[Dataset rows describing interfaces]
·····

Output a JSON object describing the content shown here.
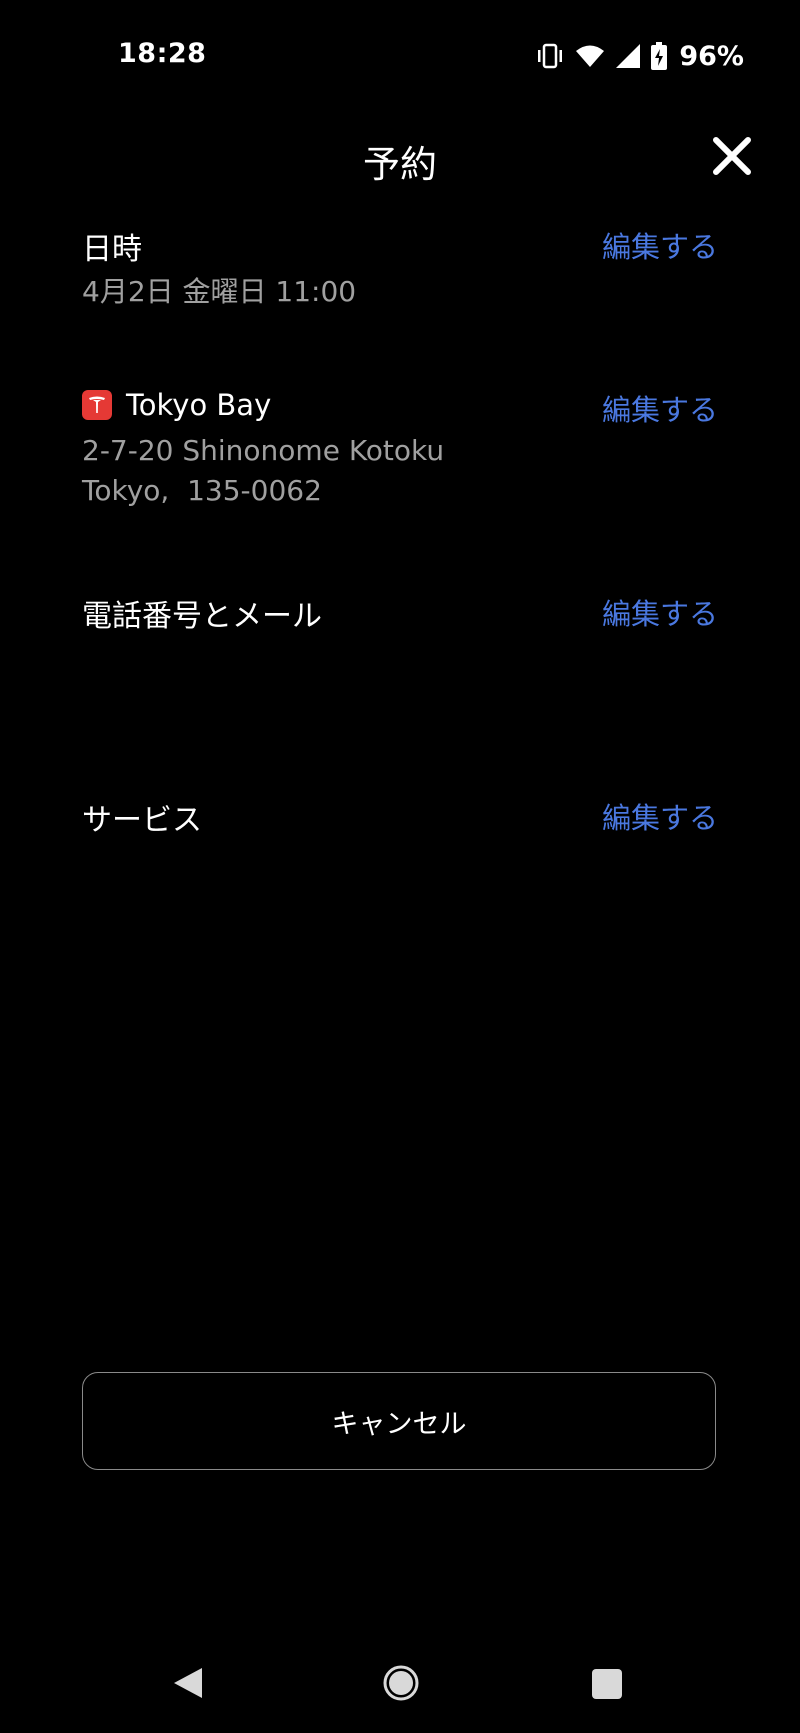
{
  "status_bar": {
    "time": "18:28",
    "battery_percent": "96%",
    "icons": [
      "vibrate-icon",
      "wifi-icon",
      "cell-signal-icon",
      "battery-charging-icon"
    ]
  },
  "header": {
    "title": "予約",
    "close_icon": "close-icon"
  },
  "sections": {
    "datetime": {
      "label": "日時",
      "value": "4月2日 金曜日 11:00",
      "edit": "編集する"
    },
    "location": {
      "name": "Tokyo Bay",
      "address_line1": "2-7-20 Shinonome Kotoku",
      "address_line2": "Tokyo,  135-0062",
      "edit": "編集する",
      "logo_color": "#e53935"
    },
    "contact": {
      "label": "電話番号とメール",
      "edit": "編集する"
    },
    "service": {
      "label": "サービス",
      "edit": "編集する"
    }
  },
  "actions": {
    "cancel_label": "キャンセル"
  },
  "colors": {
    "background": "#000000",
    "accent": "#4a78e0",
    "secondary_text": "#a0a0a0"
  },
  "nav_bar": {
    "icons": [
      "back-icon",
      "home-icon",
      "recents-icon"
    ]
  }
}
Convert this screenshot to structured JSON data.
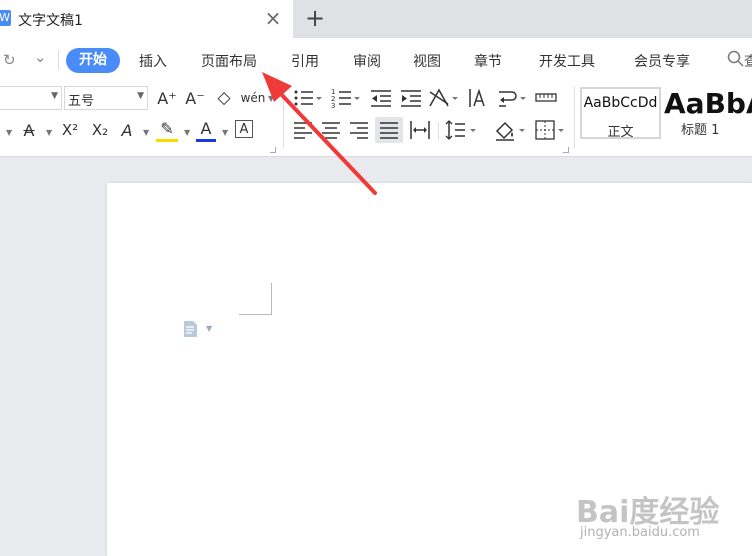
{
  "titlebar": {
    "app_logo": "W",
    "doc_title": "文字文稿1",
    "close_icon": "×",
    "new_tab_icon": "+"
  },
  "quick_access": {
    "redo_icon": "↻",
    "customize_icon": "⌄"
  },
  "menu": {
    "active": "开始",
    "items": [
      "插入",
      "页面布局",
      "引用",
      "审阅",
      "视图",
      "章节",
      "开发工具",
      "会员专享"
    ],
    "search_label": "查"
  },
  "font": {
    "size_value": "五号",
    "name_value": ""
  },
  "tools": {
    "grow_font": "A⁺",
    "shrink_font": "A⁻",
    "clear_format": "◇",
    "phonetic": "wén",
    "strike": "A",
    "superscript": "X²",
    "subscript": "X₂",
    "text_effect": "A",
    "highlight": "✎",
    "font_color": "A",
    "char_border": "A"
  },
  "styles": [
    {
      "sample": "AaBbCcDd",
      "label": "正文"
    },
    {
      "sample": "AaBbA",
      "label": "标题 1"
    }
  ],
  "colors": {
    "accent": "#4a8cf7",
    "highlight": "#ffd800",
    "font_color": "#1a37e6",
    "arrow": "#f03a3a"
  },
  "watermark": {
    "brand": "Bai度经验",
    "url": "jingyan.baidu.com"
  }
}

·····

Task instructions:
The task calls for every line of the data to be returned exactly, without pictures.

Answer section:
Output a JSON object describing the content shown here.
{
  "status_bar": {
    "time": "18:28",
    "battery_percent": "96%",
    "icons": [
      "vibrate-icon",
      "wifi-icon",
      "cell-signal-icon",
      "battery-charging-icon"
    ]
  },
  "header": {
    "title": "予約",
    "close_icon": "close-icon"
  },
  "sections": {
    "datetime": {
      "label": "日時",
      "value": "4月2日 金曜日 11:00",
      "edit": "編集する"
    },
    "location": {
      "name": "Tokyo Bay",
      "address_line1": "2-7-20 Shinonome Kotoku",
      "address_line2": "Tokyo,  135-0062",
      "edit": "編集する",
      "logo_color": "#e53935"
    },
    "contact": {
      "label": "電話番号とメール",
      "edit": "編集する"
    },
    "service": {
      "label": "サービス",
      "edit": "編集する"
    }
  },
  "actions": {
    "cancel_label": "キャンセル"
  },
  "colors": {
    "background": "#000000",
    "accent": "#4a78e0",
    "secondary_text": "#a0a0a0"
  },
  "nav_bar": {
    "icons": [
      "back-icon",
      "home-icon",
      "recents-icon"
    ]
  }
}
Convert this screenshot to structured JSON data.
{
  "titlebar": {
    "app_logo": "W",
    "doc_title": "文字文稿1",
    "close_icon": "×",
    "new_tab_icon": "+"
  },
  "quick_access": {
    "redo_icon": "↻",
    "customize_icon": "⌄"
  },
  "menu": {
    "active": "开始",
    "items": [
      "插入",
      "页面布局",
      "引用",
      "审阅",
      "视图",
      "章节",
      "开发工具",
      "会员专享"
    ],
    "search_label": "查"
  },
  "font": {
    "size_value": "五号",
    "name_value": ""
  },
  "tools": {
    "grow_font": "A⁺",
    "shrink_font": "A⁻",
    "clear_format": "◇",
    "phonetic": "wén",
    "strike": "A",
    "superscript": "X²",
    "subscript": "X₂",
    "text_effect": "A",
    "highlight": "✎",
    "font_color": "A",
    "char_border": "A"
  },
  "styles": [
    {
      "sample": "AaBbCcDd",
      "label": "正文"
    },
    {
      "sample": "AaBbA",
      "label": "标题 1"
    }
  ],
  "colors": {
    "accent": "#4a8cf7",
    "highlight": "#ffd800",
    "font_color": "#1a37e6",
    "arrow": "#f03a3a"
  },
  "watermark": {
    "brand": "Bai度经验",
    "url": "jingyan.baidu.com"
  }
}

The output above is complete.